**ABOUT THIS TASK:** Please write out every entry below, word for word.

**DATA EXTRACTS:**
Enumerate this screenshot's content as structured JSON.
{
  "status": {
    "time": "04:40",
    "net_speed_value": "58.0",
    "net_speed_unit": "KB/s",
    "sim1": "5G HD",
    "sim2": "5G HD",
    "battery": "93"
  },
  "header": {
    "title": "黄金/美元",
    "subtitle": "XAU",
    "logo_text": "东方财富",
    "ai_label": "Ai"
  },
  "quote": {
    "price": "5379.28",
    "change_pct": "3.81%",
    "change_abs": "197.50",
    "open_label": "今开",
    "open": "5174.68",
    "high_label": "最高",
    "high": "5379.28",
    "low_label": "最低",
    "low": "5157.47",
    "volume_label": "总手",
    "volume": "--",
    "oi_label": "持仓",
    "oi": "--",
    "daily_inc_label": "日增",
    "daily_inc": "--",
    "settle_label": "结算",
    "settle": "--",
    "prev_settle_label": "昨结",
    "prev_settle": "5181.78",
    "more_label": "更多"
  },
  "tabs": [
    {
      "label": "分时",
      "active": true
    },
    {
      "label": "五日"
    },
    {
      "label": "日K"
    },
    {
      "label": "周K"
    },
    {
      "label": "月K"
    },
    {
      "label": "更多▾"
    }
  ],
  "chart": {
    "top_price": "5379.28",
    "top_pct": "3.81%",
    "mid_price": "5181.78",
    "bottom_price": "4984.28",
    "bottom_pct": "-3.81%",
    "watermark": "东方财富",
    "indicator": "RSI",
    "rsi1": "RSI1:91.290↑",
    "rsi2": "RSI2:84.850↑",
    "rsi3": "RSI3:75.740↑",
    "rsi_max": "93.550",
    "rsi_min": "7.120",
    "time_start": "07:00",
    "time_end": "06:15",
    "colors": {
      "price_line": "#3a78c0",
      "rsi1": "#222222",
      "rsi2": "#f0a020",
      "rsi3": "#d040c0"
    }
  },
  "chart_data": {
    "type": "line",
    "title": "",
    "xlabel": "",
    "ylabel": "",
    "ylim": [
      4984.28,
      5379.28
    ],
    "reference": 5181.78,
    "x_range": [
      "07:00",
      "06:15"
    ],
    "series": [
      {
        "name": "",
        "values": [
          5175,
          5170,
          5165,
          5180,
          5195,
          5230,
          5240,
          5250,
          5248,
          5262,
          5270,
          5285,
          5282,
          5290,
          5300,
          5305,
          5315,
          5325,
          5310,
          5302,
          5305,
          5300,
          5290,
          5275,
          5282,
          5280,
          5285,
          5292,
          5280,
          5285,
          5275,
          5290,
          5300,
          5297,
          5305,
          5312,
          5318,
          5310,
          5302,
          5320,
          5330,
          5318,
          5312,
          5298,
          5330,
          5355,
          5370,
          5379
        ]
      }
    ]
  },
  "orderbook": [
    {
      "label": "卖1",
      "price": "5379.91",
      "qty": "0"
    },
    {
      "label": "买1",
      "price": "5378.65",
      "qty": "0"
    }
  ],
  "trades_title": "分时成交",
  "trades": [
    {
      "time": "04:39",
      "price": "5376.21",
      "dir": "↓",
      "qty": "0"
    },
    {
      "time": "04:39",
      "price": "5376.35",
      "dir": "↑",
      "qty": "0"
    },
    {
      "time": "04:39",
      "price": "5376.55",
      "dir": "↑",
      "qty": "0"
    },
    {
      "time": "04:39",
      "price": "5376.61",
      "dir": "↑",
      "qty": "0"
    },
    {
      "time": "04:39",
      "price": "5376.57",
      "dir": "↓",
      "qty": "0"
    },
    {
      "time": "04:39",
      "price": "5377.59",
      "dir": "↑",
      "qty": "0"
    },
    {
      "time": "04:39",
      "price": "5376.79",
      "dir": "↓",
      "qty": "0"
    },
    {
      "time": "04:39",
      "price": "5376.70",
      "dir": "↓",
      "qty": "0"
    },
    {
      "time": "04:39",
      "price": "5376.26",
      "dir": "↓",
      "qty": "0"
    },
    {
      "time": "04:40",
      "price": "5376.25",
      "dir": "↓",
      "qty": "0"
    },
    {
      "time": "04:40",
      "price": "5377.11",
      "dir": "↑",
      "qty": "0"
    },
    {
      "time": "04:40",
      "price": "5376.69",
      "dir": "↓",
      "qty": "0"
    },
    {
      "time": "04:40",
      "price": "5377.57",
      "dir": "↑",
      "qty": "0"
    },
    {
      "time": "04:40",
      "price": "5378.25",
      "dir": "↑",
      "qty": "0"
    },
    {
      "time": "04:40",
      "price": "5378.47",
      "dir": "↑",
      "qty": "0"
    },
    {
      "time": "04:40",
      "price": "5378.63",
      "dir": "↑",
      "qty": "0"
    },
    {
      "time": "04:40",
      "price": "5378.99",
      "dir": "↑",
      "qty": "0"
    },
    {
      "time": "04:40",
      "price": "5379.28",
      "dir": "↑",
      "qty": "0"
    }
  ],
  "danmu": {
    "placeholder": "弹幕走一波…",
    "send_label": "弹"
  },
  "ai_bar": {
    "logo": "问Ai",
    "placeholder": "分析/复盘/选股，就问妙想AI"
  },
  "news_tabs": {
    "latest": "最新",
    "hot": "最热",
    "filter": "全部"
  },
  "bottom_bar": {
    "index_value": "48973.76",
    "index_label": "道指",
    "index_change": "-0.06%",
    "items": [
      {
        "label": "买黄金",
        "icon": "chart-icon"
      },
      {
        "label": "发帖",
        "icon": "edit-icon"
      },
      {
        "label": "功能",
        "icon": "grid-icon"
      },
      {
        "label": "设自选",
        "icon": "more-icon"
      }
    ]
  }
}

**ANSWER BOX:**
Enumerate this screenshot's content as structured JSON.
{
  "status": {
    "time": "04:40",
    "net_speed_value": "58.0",
    "net_speed_unit": "KB/s",
    "sim1": "5G HD",
    "sim2": "5G HD",
    "battery": "93"
  },
  "header": {
    "title": "黄金/美元",
    "subtitle": "XAU",
    "logo_text": "东方财富",
    "ai_label": "Ai"
  },
  "quote": {
    "price": "5379.28",
    "change_pct": "3.81%",
    "change_abs": "197.50",
    "open_label": "今开",
    "open": "5174.68",
    "high_label": "最高",
    "high": "5379.28",
    "low_label": "最低",
    "low": "5157.47",
    "volume_label": "总手",
    "volume": "--",
    "oi_label": "持仓",
    "oi": "--",
    "daily_inc_label": "日增",
    "daily_inc": "--",
    "settle_label": "结算",
    "settle": "--",
    "prev_settle_label": "昨结",
    "prev_settle": "5181.78",
    "more_label": "更多"
  },
  "tabs": [
    {
      "label": "分时",
      "active": true
    },
    {
      "label": "五日"
    },
    {
      "label": "日K"
    },
    {
      "label": "周K"
    },
    {
      "label": "月K"
    },
    {
      "label": "更多▾"
    }
  ],
  "chart": {
    "top_price": "5379.28",
    "top_pct": "3.81%",
    "mid_price": "5181.78",
    "bottom_price": "4984.28",
    "bottom_pct": "-3.81%",
    "watermark": "东方财富",
    "indicator": "RSI",
    "rsi1": "RSI1:91.290↑",
    "rsi2": "RSI2:84.850↑",
    "rsi3": "RSI3:75.740↑",
    "rsi_max": "93.550",
    "rsi_min": "7.120",
    "time_start": "07:00",
    "time_end": "06:15",
    "colors": {
      "price_line": "#3a78c0",
      "rsi1": "#222222",
      "rsi2": "#f0a020",
      "rsi3": "#d040c0"
    }
  },
  "chart_data": {
    "type": "line",
    "title": "",
    "xlabel": "",
    "ylabel": "",
    "ylim": [
      4984.28,
      5379.28
    ],
    "reference": 5181.78,
    "x_range": [
      "07:00",
      "06:15"
    ],
    "series": [
      {
        "name": "",
        "values": [
          5175,
          5170,
          5165,
          5180,
          5195,
          5230,
          5240,
          5250,
          5248,
          5262,
          5270,
          5285,
          5282,
          5290,
          5300,
          5305,
          5315,
          5325,
          5310,
          5302,
          5305,
          5300,
          5290,
          5275,
          5282,
          5280,
          5285,
          5292,
          5280,
          5285,
          5275,
          5290,
          5300,
          5297,
          5305,
          5312,
          5318,
          5310,
          5302,
          5320,
          5330,
          5318,
          5312,
          5298,
          5330,
          5355,
          5370,
          5379
        ]
      }
    ]
  },
  "orderbook": [
    {
      "label": "卖1",
      "price": "5379.91",
      "qty": "0"
    },
    {
      "label": "买1",
      "price": "5378.65",
      "qty": "0"
    }
  ],
  "trades_title": "分时成交",
  "trades": [
    {
      "time": "04:39",
      "price": "5376.21",
      "dir": "↓",
      "qty": "0"
    },
    {
      "time": "04:39",
      "price": "5376.35",
      "dir": "↑",
      "qty": "0"
    },
    {
      "time": "04:39",
      "price": "5376.55",
      "dir": "↑",
      "qty": "0"
    },
    {
      "time": "04:39",
      "price": "5376.61",
      "dir": "↑",
      "qty": "0"
    },
    {
      "time": "04:39",
      "price": "5376.57",
      "dir": "↓",
      "qty": "0"
    },
    {
      "time": "04:39",
      "price": "5377.59",
      "dir": "↑",
      "qty": "0"
    },
    {
      "time": "04:39",
      "price": "5376.79",
      "dir": "↓",
      "qty": "0"
    },
    {
      "time": "04:39",
      "price": "5376.70",
      "dir": "↓",
      "qty": "0"
    },
    {
      "time": "04:39",
      "price": "5376.26",
      "dir": "↓",
      "qty": "0"
    },
    {
      "time": "04:40",
      "price": "5376.25",
      "dir": "↓",
      "qty": "0"
    },
    {
      "time": "04:40",
      "price": "5377.11",
      "dir": "↑",
      "qty": "0"
    },
    {
      "time": "04:40",
      "price": "5376.69",
      "dir": "↓",
      "qty": "0"
    },
    {
      "time": "04:40",
      "price": "5377.57",
      "dir": "↑",
      "qty": "0"
    },
    {
      "time": "04:40",
      "price": "5378.25",
      "dir": "↑",
      "qty": "0"
    },
    {
      "time": "04:40",
      "price": "5378.47",
      "dir": "↑",
      "qty": "0"
    },
    {
      "time": "04:40",
      "price": "5378.63",
      "dir": "↑",
      "qty": "0"
    },
    {
      "time": "04:40",
      "price": "5378.99",
      "dir": "↑",
      "qty": "0"
    },
    {
      "time": "04:40",
      "price": "5379.28",
      "dir": "↑",
      "qty": "0"
    }
  ],
  "danmu": {
    "placeholder": "弹幕走一波…",
    "send_label": "弹"
  },
  "ai_bar": {
    "logo": "问Ai",
    "placeholder": "分析/复盘/选股，就问妙想AI"
  },
  "news_tabs": {
    "latest": "最新",
    "hot": "最热",
    "filter": "全部"
  },
  "bottom_bar": {
    "index_value": "48973.76",
    "index_label": "道指",
    "index_change": "-0.06%",
    "items": [
      {
        "label": "买黄金",
        "icon": "chart-icon"
      },
      {
        "label": "发帖",
        "icon": "edit-icon"
      },
      {
        "label": "功能",
        "icon": "grid-icon"
      },
      {
        "label": "设自选",
        "icon": "more-icon"
      }
    ]
  }
}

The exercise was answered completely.